**INSTRUCTIONS FOR THE TASK**
Each line of the records that holds "name" should be shown in full.
-- Opening Marker --
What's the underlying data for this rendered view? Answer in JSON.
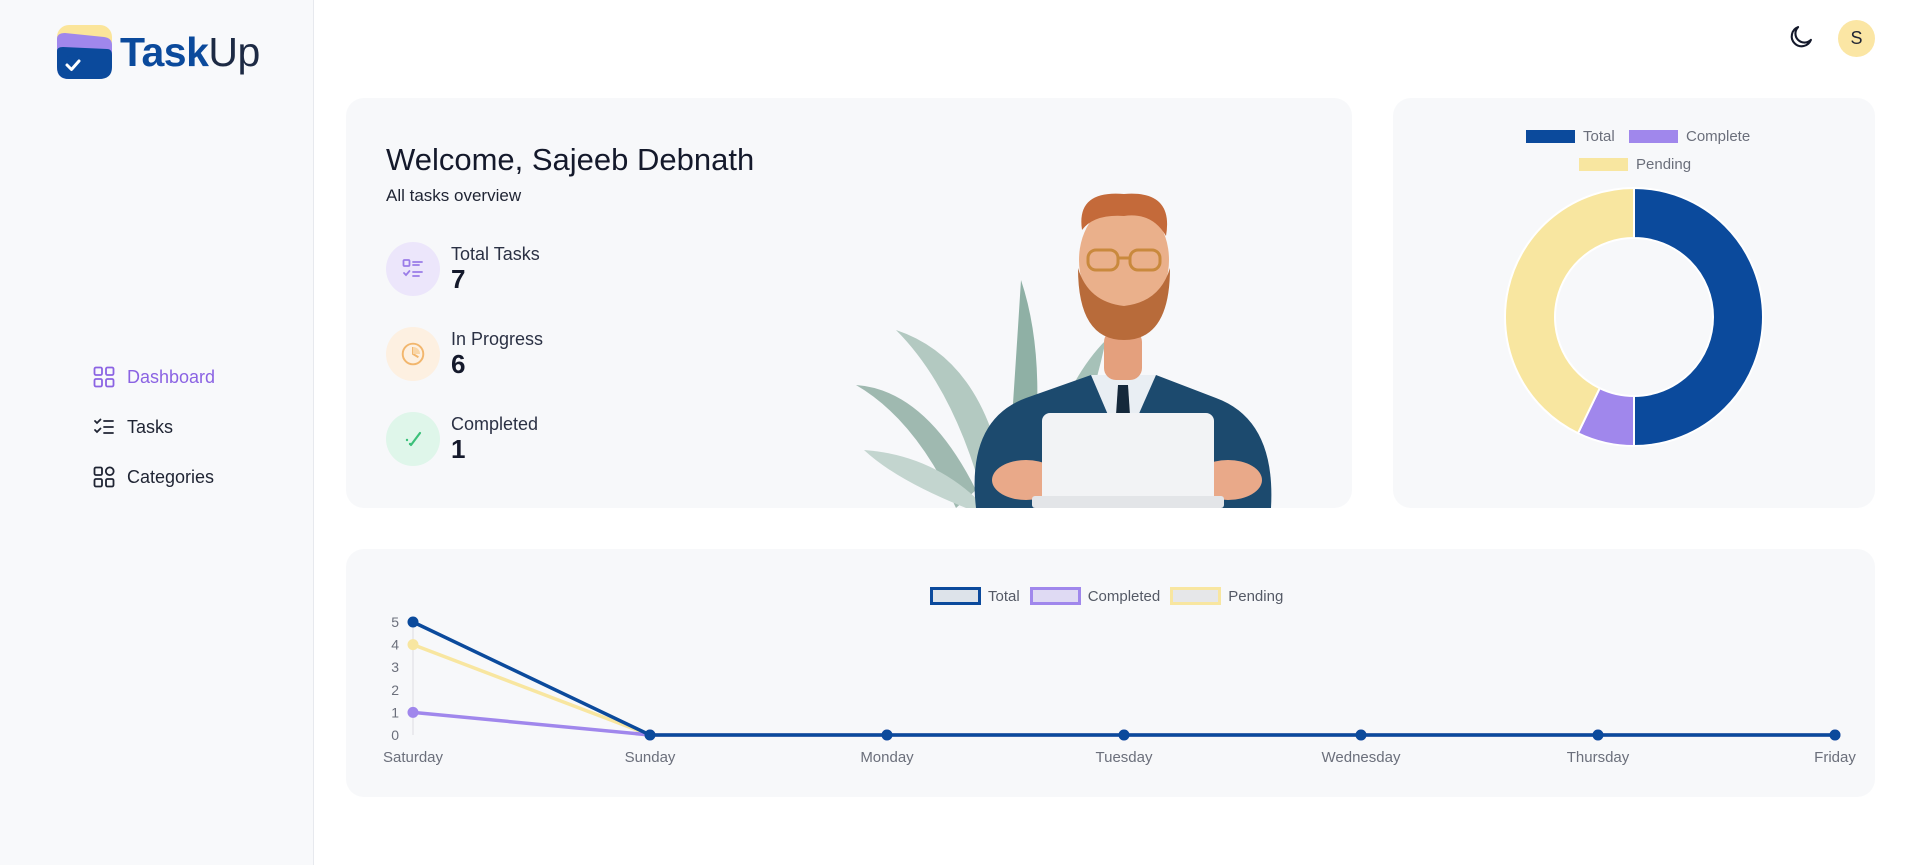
{
  "app": {
    "logo_task": "Task",
    "logo_up": "Up"
  },
  "sidebar": {
    "items": [
      {
        "label": "Dashboard",
        "icon": "dashboard-icon",
        "active": true
      },
      {
        "label": "Tasks",
        "icon": "tasks-icon",
        "active": false
      },
      {
        "label": "Categories",
        "icon": "categories-icon",
        "active": false
      }
    ]
  },
  "topbar": {
    "theme_icon": "moon-icon",
    "avatar_initial": "S"
  },
  "welcome": {
    "title": "Welcome, Sajeeb Debnath",
    "subtitle": "All tasks overview",
    "stats": [
      {
        "label": "Total Tasks",
        "value": "7",
        "icon": "checklist-icon",
        "bg": "#ece6fb",
        "color": "#9a7ce8"
      },
      {
        "label": "In Progress",
        "value": "6",
        "icon": "pie-clock-icon",
        "bg": "#fdf0e1",
        "color": "#f2b66d"
      },
      {
        "label": "Completed",
        "value": "1",
        "icon": "pen-check-icon",
        "bg": "#dff6ea",
        "color": "#3cc07a"
      }
    ]
  },
  "colors": {
    "total": "#0b4a9c",
    "complete": "#a087ec",
    "pending": "#f8e6a0"
  },
  "chart_data": [
    {
      "type": "pie",
      "variant": "doughnut",
      "legend": [
        "Total",
        "Complete",
        "Pending"
      ],
      "values": [
        7,
        1,
        6
      ],
      "colors": [
        "#0b4a9c",
        "#a087ec",
        "#f8e6a0"
      ],
      "legend_position": "top"
    },
    {
      "type": "line",
      "categories": [
        "Saturday",
        "Sunday",
        "Monday",
        "Tuesday",
        "Wednesday",
        "Thursday",
        "Friday"
      ],
      "series": [
        {
          "name": "Total",
          "values": [
            5,
            0,
            0,
            0,
            0,
            0,
            0
          ],
          "color": "#0b4a9c"
        },
        {
          "name": "Completed",
          "values": [
            1,
            0,
            0,
            0,
            0,
            0,
            0
          ],
          "color": "#a087ec"
        },
        {
          "name": "Pending",
          "values": [
            4,
            0,
            0,
            0,
            0,
            0,
            0
          ],
          "color": "#f8e6a0"
        }
      ],
      "yticks": [
        "0",
        "1",
        "2",
        "3",
        "4",
        "5"
      ],
      "ylim": [
        0,
        5
      ],
      "legend_position": "top"
    }
  ]
}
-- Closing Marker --
**EXERCISE ANSWER**
          "name": "Total",
          "name": "Completed",
          "name": "Pending",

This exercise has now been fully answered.